On February 15th, the price of Bitcoin (BTC) experienced a surge of over 12%, marking its highest daily close in more than six months. This surge occurred at the same time that gold reached a 40-day low at $1,826, hinting at a potential shift in investors’ risk assessment for cryptocurrencies.
The increase in Bitcoin’s price can be traced back to a mysterious institutional investor that began buying on February 10th. According to Lookonchain’s data, nearly $1.6 billion in funds have been transferred into the crypto market between February 10th and February 15th. This influx of funds was seen in three notable USD Coin (USDC) wallets sending out funds to various exchanges.
The surge in Bitcoin’s price was further bolstered by news that the Binance exchange is preparing to face penalties and settle potential outstanding regulatory and law-enforcement investigations in the U.S., according to a February 15th Wall Street Journal report. Binance’s Chief Strategy Officer, Patrick Hillmann, added that the exchange is “highly confident and feeling really good about where those discussions are going.”

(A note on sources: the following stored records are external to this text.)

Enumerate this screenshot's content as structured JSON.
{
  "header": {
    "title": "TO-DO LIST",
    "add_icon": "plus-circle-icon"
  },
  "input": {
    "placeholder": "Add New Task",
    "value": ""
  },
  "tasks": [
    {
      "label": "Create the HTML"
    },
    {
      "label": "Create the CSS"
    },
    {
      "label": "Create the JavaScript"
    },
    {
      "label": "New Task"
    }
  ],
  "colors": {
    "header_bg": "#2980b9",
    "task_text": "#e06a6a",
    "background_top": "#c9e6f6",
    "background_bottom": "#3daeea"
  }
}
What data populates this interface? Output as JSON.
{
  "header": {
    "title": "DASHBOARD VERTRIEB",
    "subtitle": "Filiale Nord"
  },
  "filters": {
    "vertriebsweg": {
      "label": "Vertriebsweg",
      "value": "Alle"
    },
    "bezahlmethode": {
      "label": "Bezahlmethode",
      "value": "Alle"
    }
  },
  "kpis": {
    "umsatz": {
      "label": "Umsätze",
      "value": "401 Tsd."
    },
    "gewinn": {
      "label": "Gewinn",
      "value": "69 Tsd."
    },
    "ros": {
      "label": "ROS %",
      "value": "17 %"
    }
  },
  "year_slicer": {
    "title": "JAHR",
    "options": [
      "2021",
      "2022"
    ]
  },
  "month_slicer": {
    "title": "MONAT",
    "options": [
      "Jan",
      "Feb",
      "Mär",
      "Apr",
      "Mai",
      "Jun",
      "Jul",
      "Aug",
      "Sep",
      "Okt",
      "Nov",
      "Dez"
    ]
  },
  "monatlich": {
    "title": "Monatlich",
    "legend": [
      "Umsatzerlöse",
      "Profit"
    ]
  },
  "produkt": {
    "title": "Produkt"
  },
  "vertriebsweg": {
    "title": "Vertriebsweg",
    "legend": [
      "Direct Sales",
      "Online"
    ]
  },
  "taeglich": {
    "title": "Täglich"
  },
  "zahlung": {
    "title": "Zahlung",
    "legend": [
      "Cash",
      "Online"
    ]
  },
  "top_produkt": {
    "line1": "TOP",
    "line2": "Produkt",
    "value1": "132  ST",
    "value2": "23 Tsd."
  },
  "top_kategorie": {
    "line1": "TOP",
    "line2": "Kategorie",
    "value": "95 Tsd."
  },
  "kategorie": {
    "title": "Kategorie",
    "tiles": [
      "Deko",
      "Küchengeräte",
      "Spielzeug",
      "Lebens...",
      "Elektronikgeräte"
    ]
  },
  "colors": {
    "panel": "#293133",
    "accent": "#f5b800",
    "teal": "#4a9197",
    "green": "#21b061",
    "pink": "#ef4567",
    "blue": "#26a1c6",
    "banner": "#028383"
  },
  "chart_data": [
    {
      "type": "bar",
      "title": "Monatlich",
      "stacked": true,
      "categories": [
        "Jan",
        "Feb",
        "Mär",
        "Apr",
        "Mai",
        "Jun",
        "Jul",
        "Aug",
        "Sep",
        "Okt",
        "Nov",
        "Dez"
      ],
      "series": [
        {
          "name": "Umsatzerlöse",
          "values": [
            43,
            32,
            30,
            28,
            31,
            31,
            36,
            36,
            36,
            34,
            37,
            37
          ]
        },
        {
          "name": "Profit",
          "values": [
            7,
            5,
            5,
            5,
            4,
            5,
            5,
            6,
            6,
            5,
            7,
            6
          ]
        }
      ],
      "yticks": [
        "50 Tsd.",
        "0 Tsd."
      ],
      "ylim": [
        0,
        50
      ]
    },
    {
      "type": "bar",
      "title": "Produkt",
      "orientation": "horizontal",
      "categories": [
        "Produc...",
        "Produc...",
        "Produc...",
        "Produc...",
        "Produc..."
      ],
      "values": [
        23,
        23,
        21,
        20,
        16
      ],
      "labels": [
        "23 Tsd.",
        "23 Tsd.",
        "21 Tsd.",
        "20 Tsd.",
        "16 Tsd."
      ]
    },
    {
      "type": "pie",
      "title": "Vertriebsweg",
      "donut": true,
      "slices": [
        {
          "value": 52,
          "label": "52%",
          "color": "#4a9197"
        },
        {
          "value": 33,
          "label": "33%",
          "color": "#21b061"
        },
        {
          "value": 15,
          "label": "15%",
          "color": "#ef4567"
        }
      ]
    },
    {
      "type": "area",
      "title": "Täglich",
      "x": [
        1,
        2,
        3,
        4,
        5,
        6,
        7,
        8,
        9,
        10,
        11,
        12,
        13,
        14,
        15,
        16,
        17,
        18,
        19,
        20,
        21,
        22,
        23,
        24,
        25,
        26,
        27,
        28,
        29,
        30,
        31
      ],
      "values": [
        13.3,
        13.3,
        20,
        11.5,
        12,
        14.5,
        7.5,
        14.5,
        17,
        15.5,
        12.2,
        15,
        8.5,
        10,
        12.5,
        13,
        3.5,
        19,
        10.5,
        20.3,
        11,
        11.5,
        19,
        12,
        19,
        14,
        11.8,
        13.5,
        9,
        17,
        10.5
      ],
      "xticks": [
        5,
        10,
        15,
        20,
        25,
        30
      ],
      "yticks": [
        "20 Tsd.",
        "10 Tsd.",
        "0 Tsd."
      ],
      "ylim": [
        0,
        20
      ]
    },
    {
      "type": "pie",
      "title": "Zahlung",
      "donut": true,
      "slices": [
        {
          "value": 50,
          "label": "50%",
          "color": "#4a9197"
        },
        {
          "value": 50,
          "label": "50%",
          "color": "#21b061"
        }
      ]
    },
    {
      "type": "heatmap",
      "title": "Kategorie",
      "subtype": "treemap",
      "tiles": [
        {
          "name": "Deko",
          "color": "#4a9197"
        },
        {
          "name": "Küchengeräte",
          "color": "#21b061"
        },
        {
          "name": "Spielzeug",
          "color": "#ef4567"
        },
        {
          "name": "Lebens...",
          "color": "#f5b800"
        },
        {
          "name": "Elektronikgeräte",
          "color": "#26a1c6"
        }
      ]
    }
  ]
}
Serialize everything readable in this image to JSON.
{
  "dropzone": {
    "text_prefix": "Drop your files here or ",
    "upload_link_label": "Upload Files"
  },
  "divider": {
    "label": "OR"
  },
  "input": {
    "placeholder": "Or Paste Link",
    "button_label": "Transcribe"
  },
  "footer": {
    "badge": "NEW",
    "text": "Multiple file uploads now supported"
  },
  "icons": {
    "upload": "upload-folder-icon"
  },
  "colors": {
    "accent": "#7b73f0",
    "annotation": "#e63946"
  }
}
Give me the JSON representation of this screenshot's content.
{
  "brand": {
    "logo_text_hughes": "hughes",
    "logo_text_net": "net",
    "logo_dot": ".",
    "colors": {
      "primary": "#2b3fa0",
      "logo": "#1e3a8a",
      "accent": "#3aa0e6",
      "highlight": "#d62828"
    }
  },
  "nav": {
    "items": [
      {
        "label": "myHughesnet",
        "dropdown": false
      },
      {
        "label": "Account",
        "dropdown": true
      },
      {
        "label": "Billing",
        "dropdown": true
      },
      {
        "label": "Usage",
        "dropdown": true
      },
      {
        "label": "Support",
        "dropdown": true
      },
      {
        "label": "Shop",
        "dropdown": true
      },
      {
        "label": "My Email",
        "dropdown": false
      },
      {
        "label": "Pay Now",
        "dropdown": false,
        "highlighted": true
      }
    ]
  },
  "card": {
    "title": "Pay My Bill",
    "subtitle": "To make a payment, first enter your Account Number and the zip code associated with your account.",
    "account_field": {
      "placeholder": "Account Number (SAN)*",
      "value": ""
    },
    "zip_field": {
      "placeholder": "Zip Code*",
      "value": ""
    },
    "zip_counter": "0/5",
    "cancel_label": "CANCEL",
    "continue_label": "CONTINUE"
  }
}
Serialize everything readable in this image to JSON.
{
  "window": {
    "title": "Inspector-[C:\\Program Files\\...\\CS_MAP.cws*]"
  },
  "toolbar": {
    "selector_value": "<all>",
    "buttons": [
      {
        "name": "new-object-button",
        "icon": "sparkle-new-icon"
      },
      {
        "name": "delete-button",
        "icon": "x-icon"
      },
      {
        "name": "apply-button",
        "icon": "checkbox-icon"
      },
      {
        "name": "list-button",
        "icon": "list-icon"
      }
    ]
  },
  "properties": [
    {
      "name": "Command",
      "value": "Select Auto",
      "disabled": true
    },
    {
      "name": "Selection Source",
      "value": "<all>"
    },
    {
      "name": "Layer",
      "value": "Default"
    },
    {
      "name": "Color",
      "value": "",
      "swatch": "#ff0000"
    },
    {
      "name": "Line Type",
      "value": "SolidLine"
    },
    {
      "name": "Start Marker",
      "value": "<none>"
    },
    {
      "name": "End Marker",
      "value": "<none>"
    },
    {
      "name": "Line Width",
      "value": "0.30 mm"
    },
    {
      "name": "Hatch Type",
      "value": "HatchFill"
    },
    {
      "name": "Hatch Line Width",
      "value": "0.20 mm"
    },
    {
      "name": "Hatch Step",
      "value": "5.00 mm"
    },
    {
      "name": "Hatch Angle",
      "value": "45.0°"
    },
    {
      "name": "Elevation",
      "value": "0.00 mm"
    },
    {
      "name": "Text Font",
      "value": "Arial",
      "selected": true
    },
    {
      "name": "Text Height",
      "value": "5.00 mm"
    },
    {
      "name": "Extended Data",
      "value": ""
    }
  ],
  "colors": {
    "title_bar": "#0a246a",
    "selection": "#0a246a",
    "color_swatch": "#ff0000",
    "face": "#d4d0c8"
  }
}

In addition to this news, the U.S. inflation report released on February 14th showed consumer prices rising 5.6% year-on-year, followed by data showing resilient consumer demand. This indicates that traders are beginning to rethink Bitcoin’s scarcity value.
To get a better understanding of how professional traders are positioned in the current market conditions, it is important to look at derivatives metrics. Margin markets provide insight into how professional traders are positioned because it allows investors to borrow cryptocurrency to leverage their positions. For example, one can increase exposure by borrowing stablecoins to buy (long) Bitcoin. On the other hand, Bitcoin borrowers can only bet against (short) the cryptocurrency.
The OKX stablecoin/BTC margin lending ratio chart shows that traders’ margin lending ratio increased between January 13th and January 15th, signaling that professional traders added leverage long positions as Bitcoin price broke above the $23,500 resistance. This suggests that there is an excessive demand for borrowing stablecoins for bullish positioning, as a stablecoin/BTC margin lending ratio above 30 is unusual.
Options traders are also an important metric to look at to understand whether the recent rally has caused investors to become more risk-averse. The 25% delta skew is a telling sign whenever arbitrage desks and market makers are overcharging for upside or downside protection. This indicator compares similar call (buy) and put (sell) options and will turn positive when fear is prevalent because the protective put options premium is higher than risk call options.
The 25% delta skew has been neutral for the past two weeks, signaling equal pricing for bullish and bearish strategies. This reading is highly unusual considering Bitcoin gained 16.2% from January 13th to January 16th, and typically, one would expect excessive bullishness causing the skew to move below negative 10.
The derivatives markets continue to favor bullish momentum, as there is a lack of bearish sentiment in futures and options markets. Additionally, there is a decreasing appetite for bearish bets, as bears using futures markets had $235 million liquidated between January 15th and January 16th.
Overall, the recent surge in Bitcoin’s price has been attributed to a mysterious institutional investor, as well as news of Binance’s potential settlements with U.S. regulators. In addition, the U.S. inflation report and data showing resilient consumer demand have caused traders to rethink Bitcoin’s scarcity value. Looking at derivatives metrics, professional traders are adding leverage long positions, and there is a lack of bearish sentiment in futures and options markets. Although there is some concern regarding the excessive demand for borrowing stablecoins for bullish positioning, the derivatives markets continue to favor bullish momentum.